COP 26 is likely to have made history as one of the most significant COP events when it comes to requesting more ambitious targets and tangible initiatives for reducing carbon emissions and taking climate action until 2030. Faster phasing-out of coal, curtailing deforestation, speeding up the switch to electric vehicles, and encouraging investments in renewable energy are at the core of key initiatives.
Those actions will require grand transformations for many businesses and their socio-ecological environments (e.g. natural environment, talent pool, infrastructure, etc). Amidst uncertainty, businesses will have to plan, implement, and monitor improvements in various areas such as product developments, facilities and production management, procurement and supply chain, reverse logistics, and finally, use of technology.
Unfortunately, the pressures for climate action coincide in time with an economic slowdown due to COVID-19 pandemic and various other social and environmental pressures such as conservation of biodiversity and water. Not surprisingly, several companies avoid carbon tunnel vision and adopt SDGs as a guide for action in their sustainability agenda.
At Aston University, a newly founded research centre on Circular Economy and Advanced Sustainability (CEAS) is keen to help businesses in tackling those challenges. CEAS, led by Dr Luciano Batista and Dr Breno Nunes, develops high-quality research which may include solutions, tools, technologies, managerial models, education opportunities, and policy frameworks that can be used by governments, organisations, policymakers, and relevant stakeholders to make a positive impact beyond academia.

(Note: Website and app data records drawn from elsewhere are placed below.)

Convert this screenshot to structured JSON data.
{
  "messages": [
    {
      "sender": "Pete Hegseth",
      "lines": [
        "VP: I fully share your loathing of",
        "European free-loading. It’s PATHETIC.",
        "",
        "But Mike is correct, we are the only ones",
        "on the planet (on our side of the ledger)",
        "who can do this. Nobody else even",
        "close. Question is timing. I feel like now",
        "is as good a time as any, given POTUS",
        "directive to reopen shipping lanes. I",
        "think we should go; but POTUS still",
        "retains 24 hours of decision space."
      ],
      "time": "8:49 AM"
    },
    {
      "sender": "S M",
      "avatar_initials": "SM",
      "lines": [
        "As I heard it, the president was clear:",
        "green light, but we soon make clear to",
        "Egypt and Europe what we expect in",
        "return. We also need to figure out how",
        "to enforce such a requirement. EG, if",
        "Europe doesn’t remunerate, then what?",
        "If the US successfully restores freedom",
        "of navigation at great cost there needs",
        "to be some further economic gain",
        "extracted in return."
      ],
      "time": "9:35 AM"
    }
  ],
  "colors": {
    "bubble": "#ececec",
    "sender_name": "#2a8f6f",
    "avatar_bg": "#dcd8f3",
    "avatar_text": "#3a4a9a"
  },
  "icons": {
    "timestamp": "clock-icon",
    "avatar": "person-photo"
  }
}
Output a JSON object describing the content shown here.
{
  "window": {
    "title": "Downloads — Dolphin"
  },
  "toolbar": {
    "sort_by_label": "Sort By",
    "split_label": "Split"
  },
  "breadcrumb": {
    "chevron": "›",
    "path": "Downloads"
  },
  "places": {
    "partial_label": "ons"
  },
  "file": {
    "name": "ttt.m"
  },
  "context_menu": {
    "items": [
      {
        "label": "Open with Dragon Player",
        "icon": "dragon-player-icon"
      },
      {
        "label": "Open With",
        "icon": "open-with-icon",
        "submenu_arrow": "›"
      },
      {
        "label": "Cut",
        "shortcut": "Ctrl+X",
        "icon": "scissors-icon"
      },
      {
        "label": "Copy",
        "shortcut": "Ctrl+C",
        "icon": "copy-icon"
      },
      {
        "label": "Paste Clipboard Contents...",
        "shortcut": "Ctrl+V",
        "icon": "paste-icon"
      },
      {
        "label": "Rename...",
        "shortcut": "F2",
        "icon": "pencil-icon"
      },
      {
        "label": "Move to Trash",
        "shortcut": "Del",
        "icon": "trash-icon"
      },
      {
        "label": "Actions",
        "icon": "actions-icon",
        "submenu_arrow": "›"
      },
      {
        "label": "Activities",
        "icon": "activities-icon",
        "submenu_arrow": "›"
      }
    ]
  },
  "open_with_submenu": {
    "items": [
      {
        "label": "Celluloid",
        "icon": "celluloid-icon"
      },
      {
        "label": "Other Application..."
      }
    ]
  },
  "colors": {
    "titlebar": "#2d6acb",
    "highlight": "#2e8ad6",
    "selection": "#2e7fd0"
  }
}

An example of that is a project run by doctoral researcher Raji Sivaraman, supervised by Dr Nunes and Dr Donato Masi. Ms Sivaraman is currently investigating how procurement activities are influenced and can contribute to sustainability performance when companies want to respond to SDGs as sustainability drivers. Sustainable procurement is a relatively recent area and advocates ethical purchasing from the reliable suppliers, catering for environmental and social concerns in the supply chain.
The dynamics of responding to the pressures from various stakeholder groups, controlling cost, and still complying with market requirements is one that deserves further investigation. For instance, SDG 13 is about climate action, and can be the primary driver for a company. By addressing it in procurement, organisations may simultaneously contribute to other SDGs, or unfortunately, experience trade-offs. New purchasing criteria, selection of suppliers, partnerships, and transfer of green technologies, and suppliers’ codes of conduct are the usual ways companies implement sustainable procurement policies.
Combined purchasing power at the country, regional and global levels can be achieved through partnerships/collaborations avoiding fragmented efforts. Many UNSDG targets are impacted by soliciting innovative ideas and including strategic sustainable policies if made mandatory in all tenders. Higher transparency and traceability in the supply chain can be achieved today through digitization and are key in meeting the requirements of SDG 13 and several others.
If this topic is relevant for you, we invite you to join our research in finding the roles played by stakeholders while implementing sustainable procurement that contribute towards the UNSDGs, including climate action. The solutions that will emerge from the research will help your firm to increase their sustainability performance and might be showcased in our publications.
All research at Aston University will require research ethics approval, and therefore will comply with confidentiality issues and request your approval prior publication. Participation is free and voluntary and will take place via personal interviews from May 2022. We will work around your availability.
Please contact Ms Raji Sivaraman (at email@example.com) and Dr Breno Nunes (at firstname.lastname@example.org) if you want to participate.